> **Aim of the exercise**:
Read through the data and report every line in which the word "sublabel" occurs.

Dataset records:
◆ ◆ ◆ ◆ ◆ ◆ ◆
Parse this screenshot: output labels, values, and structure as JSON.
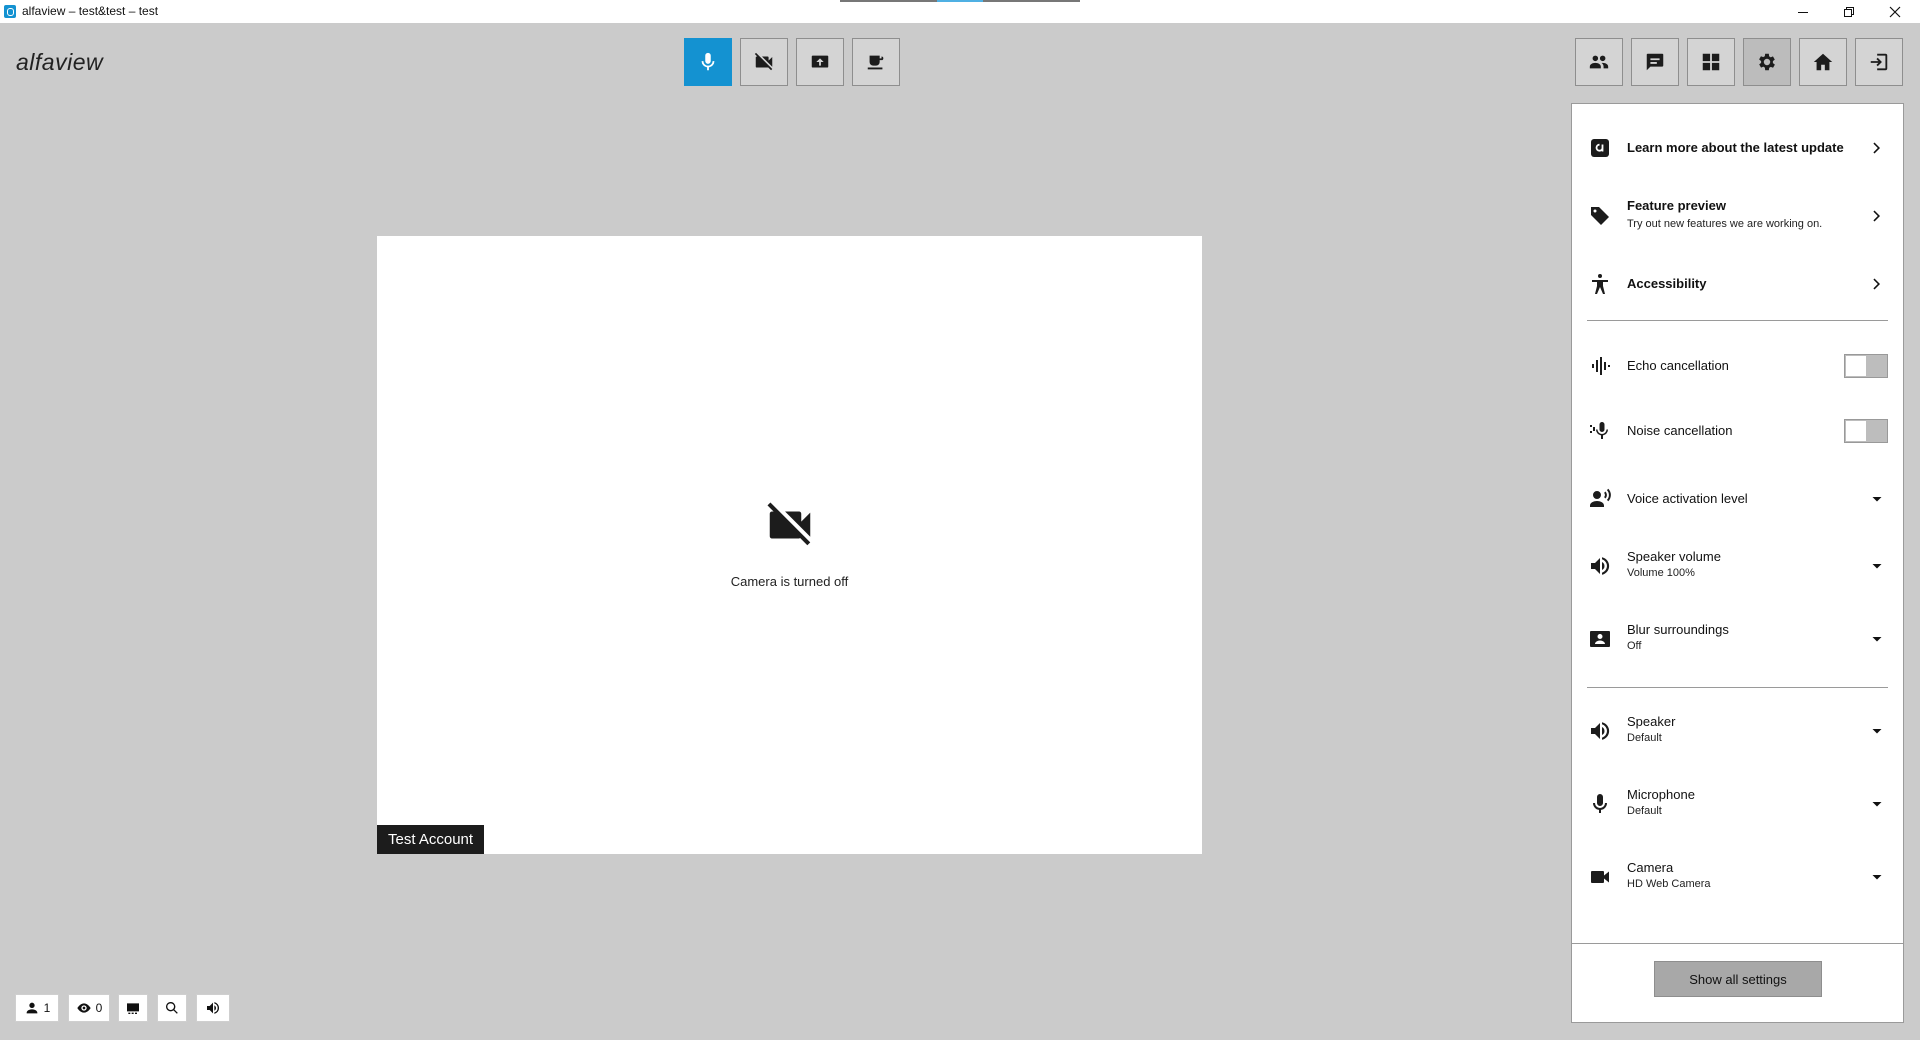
{
  "window": {
    "title": "alfaview – test&test – test",
    "controls": [
      "minimize",
      "restore",
      "close"
    ]
  },
  "app": {
    "logo": "alfaview"
  },
  "toolbar": {
    "left": [
      {
        "name": "microphone",
        "icon": "microphone-icon",
        "state": "active"
      },
      {
        "name": "camera",
        "icon": "camera-off-icon"
      },
      {
        "name": "share-screen",
        "icon": "screen-share-icon"
      },
      {
        "name": "break",
        "icon": "coffee-icon"
      }
    ],
    "right": [
      {
        "name": "participants",
        "icon": "people-icon"
      },
      {
        "name": "chat",
        "icon": "chat-icon"
      },
      {
        "name": "layout",
        "icon": "grid-icon"
      },
      {
        "name": "settings",
        "icon": "gear-icon",
        "state": "pressed"
      },
      {
        "name": "home",
        "icon": "home-icon"
      },
      {
        "name": "leave",
        "icon": "exit-icon"
      }
    ]
  },
  "video": {
    "camera_off_label": "Camera is turned off",
    "participant_name": "Test Account"
  },
  "status_bar": {
    "participants_count": "1",
    "viewers_count": "0"
  },
  "settings_panel": {
    "items": [
      {
        "label": "Learn more about the latest update",
        "icon": "alfaview-icon",
        "type": "link"
      },
      {
        "label": "Feature preview",
        "sublabel": "Try out new features we are working on.",
        "icon": "tag-icon",
        "type": "link"
      },
      {
        "label": "Accessibility",
        "icon": "accessibility-icon",
        "type": "link"
      },
      {
        "label": "Echo cancellation",
        "icon": "echo-icon",
        "type": "toggle",
        "value": "off"
      },
      {
        "label": "Noise cancellation",
        "icon": "noise-mic-icon",
        "type": "toggle",
        "value": "off"
      },
      {
        "label": "Voice activation level",
        "icon": "voice-level-icon",
        "type": "dropdown"
      },
      {
        "label": "Speaker volume",
        "sublabel": "Volume 100%",
        "icon": "speaker-icon",
        "type": "dropdown"
      },
      {
        "label": "Blur surroundings",
        "sublabel": "Off",
        "icon": "blur-person-icon",
        "type": "dropdown"
      },
      {
        "label": "Speaker",
        "sublabel": "Default",
        "icon": "speaker-icon",
        "type": "dropdown"
      },
      {
        "label": "Microphone",
        "sublabel": "Default",
        "icon": "microphone-icon",
        "type": "dropdown"
      },
      {
        "label": "Camera",
        "sublabel": "HD Web Camera",
        "icon": "camera-icon",
        "type": "dropdown"
      }
    ],
    "show_all_label": "Show all settings"
  },
  "colors": {
    "accent": "#1492d1",
    "background": "#cbcbcb",
    "name_tag": "#1c1c1c"
  }
}
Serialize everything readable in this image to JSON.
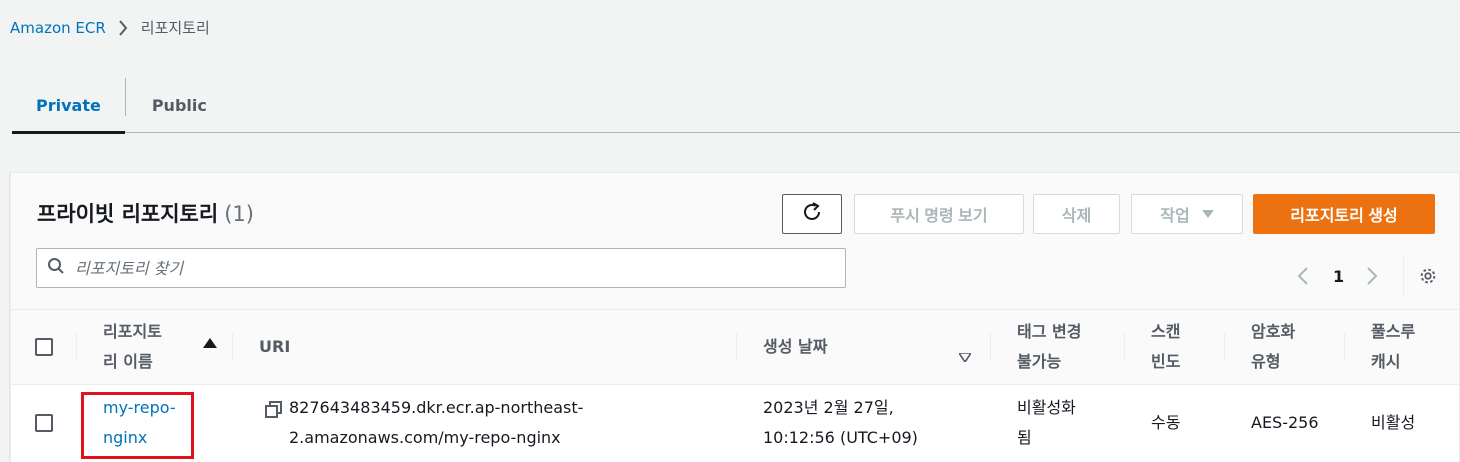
{
  "breadcrumb": {
    "link": "Amazon ECR",
    "current": "리포지토리"
  },
  "tabs": [
    {
      "label": "Private",
      "active": true
    },
    {
      "label": "Public",
      "active": false
    }
  ],
  "panel": {
    "title": "프라이빗 리포지토리",
    "count": "(1)"
  },
  "toolbar": {
    "push_label": "푸시 명령 보기",
    "delete_label": "삭제",
    "actions_label": "작업",
    "create_label": "리포지토리 생성"
  },
  "search": {
    "placeholder": "리포지토리 찾기"
  },
  "pagination": {
    "page": "1"
  },
  "table": {
    "columns": {
      "name_line1": "리포지토",
      "name_line2": "리 이름",
      "uri": "URI",
      "created": "생성 날짜",
      "immut_line1": "태그 변경",
      "immut_line2": "불가능",
      "scan_line1": "스캔",
      "scan_line2": "빈도",
      "enc_line1": "암호화",
      "enc_line2": "유형",
      "cache_line1": "풀스루",
      "cache_line2": "캐시"
    },
    "rows": [
      {
        "name_line1": "my-repo-",
        "name_line2": "nginx",
        "uri_line1": "827643483459.dkr.ecr.ap-northeast-",
        "uri_line2": "2.amazonaws.com/my-repo-nginx",
        "created_line1": "2023년 2월 27일,",
        "created_line2": "10:12:56 (UTC+09)",
        "immut_line1": "비활성화",
        "immut_line2": "됨",
        "scan": "수동",
        "encryption": "AES-256",
        "cache": "비활성"
      }
    ]
  },
  "colors": {
    "link": "#0073bb",
    "primary_button": "#ec7211",
    "highlight": "#e0131d"
  },
  "icons": [
    "chevron-right-icon",
    "refresh-icon",
    "caret-down-icon",
    "search-icon",
    "chevron-left-icon",
    "settings-gear-icon",
    "sort-asc-icon",
    "sort-desc-icon",
    "copy-icon"
  ]
}
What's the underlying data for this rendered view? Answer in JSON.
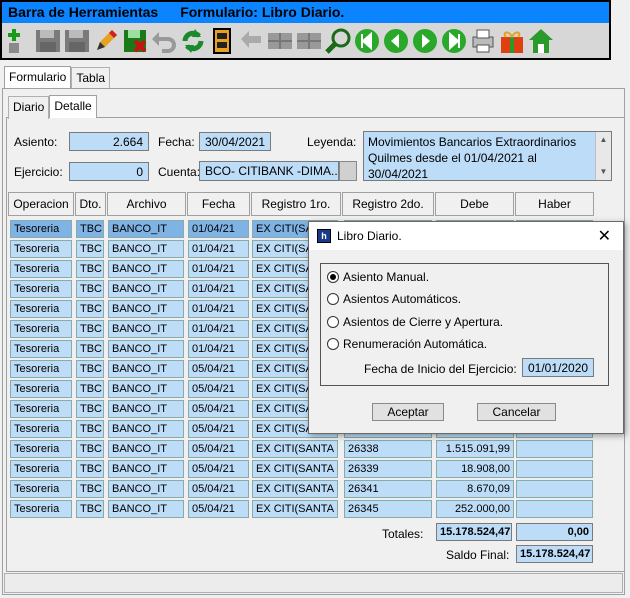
{
  "toolbar": {
    "title": "Barra de Herramientas",
    "subtitle": "Formulario: Libro Diario.",
    "icons": [
      "add-icon",
      "save-icon",
      "save-as-icon",
      "edit-icon",
      "delete-icon",
      "undo-icon",
      "refresh-icon",
      "film-icon",
      "back-arrow-icon",
      "grid-icon",
      "grid-icon",
      "search-icon",
      "first-record-icon",
      "previous-record-icon",
      "next-record-icon",
      "last-record-icon",
      "print-icon",
      "gift-icon",
      "home-icon"
    ]
  },
  "outer_tabs": [
    "Formulario",
    "Tabla"
  ],
  "inner_tabs": [
    "Diario",
    "Detalle"
  ],
  "form": {
    "asiento_label": "Asiento:",
    "asiento_value": "2.664",
    "fecha_label": "Fecha:",
    "fecha_value": "30/04/2021",
    "leyenda_label": "Leyenda:",
    "leyenda_value": "Movimientos Bancarios Extraordinarios Quilmes desde el 01/04/2021 al 30/04/2021",
    "ejercicio_label": "Ejercicio:",
    "ejercicio_value": "0",
    "cuenta_label": "Cuenta:",
    "cuenta_value": "BCO- CITIBANK -DIMA..."
  },
  "grid": {
    "headers": [
      "Operacion",
      "Dto.",
      "Archivo",
      "Fecha",
      "Registro 1ro.",
      "Registro 2do.",
      "Debe",
      "Haber"
    ],
    "rows": [
      [
        "Tesoreria",
        "TBC",
        "BANCO_IT",
        "01/04/21",
        "EX CITI(SA",
        "",
        "",
        ""
      ],
      [
        "Tesoreria",
        "TBC",
        "BANCO_IT",
        "01/04/21",
        "EX CITI(SA",
        "",
        "",
        ""
      ],
      [
        "Tesoreria",
        "TBC",
        "BANCO_IT",
        "01/04/21",
        "EX CITI(SA",
        "",
        "",
        ""
      ],
      [
        "Tesoreria",
        "TBC",
        "BANCO_IT",
        "01/04/21",
        "EX CITI(SA",
        "",
        "",
        ""
      ],
      [
        "Tesoreria",
        "TBC",
        "BANCO_IT",
        "01/04/21",
        "EX CITI(SA",
        "",
        "",
        ""
      ],
      [
        "Tesoreria",
        "TBC",
        "BANCO_IT",
        "01/04/21",
        "EX CITI(SA",
        "",
        "",
        ""
      ],
      [
        "Tesoreria",
        "TBC",
        "BANCO_IT",
        "01/04/21",
        "EX CITI(SA",
        "",
        "",
        ""
      ],
      [
        "Tesoreria",
        "TBC",
        "BANCO_IT",
        "05/04/21",
        "EX CITI(SA",
        "",
        "",
        ""
      ],
      [
        "Tesoreria",
        "TBC",
        "BANCO_IT",
        "05/04/21",
        "EX CITI(SA",
        "",
        "",
        ""
      ],
      [
        "Tesoreria",
        "TBC",
        "BANCO_IT",
        "05/04/21",
        "EX CITI(SA",
        "",
        "",
        ""
      ],
      [
        "Tesoreria",
        "TBC",
        "BANCO_IT",
        "05/04/21",
        "EX CITI(SA",
        "",
        "",
        ""
      ],
      [
        "Tesoreria",
        "TBC",
        "BANCO_IT",
        "05/04/21",
        "EX CITI(SANTA",
        "26338",
        "1.515.091,99",
        ""
      ],
      [
        "Tesoreria",
        "TBC",
        "BANCO_IT",
        "05/04/21",
        "EX CITI(SANTA",
        "26339",
        "18.908,00",
        ""
      ],
      [
        "Tesoreria",
        "TBC",
        "BANCO_IT",
        "05/04/21",
        "EX CITI(SANTA",
        "26341",
        "8.670,09",
        ""
      ],
      [
        "Tesoreria",
        "TBC",
        "BANCO_IT",
        "05/04/21",
        "EX CITI(SANTA",
        "26345",
        "252.000,00",
        ""
      ]
    ]
  },
  "totals": {
    "totales_label": "Totales:",
    "debe_total": "15.178.524,47",
    "haber_total": "0,00",
    "saldo_label": "Saldo Final:",
    "saldo_value": "15.178.524,47"
  },
  "dialog": {
    "title": "Libro Diario.",
    "close": "✕",
    "options": [
      "Asiento Manual.",
      "Asientos Automáticos.",
      "Asientos de Cierre y Apertura.",
      "Renumeración Automática."
    ],
    "selected_index": 0,
    "fecha_inicio_label": "Fecha de Inicio del Ejercicio:",
    "fecha_inicio_value": "01/01/2020",
    "accept_label": "Aceptar",
    "cancel_label": "Cancelar"
  }
}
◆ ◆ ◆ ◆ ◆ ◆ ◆
> **Solved exercise**:
        "sublabel": "Try out new features we are working on.",
        "sublabel": "Volume 100%",
        "sublabel": "Off",
        "sublabel": "Default",
        "sublabel": "Default",
        "sublabel": "HD Web Camera",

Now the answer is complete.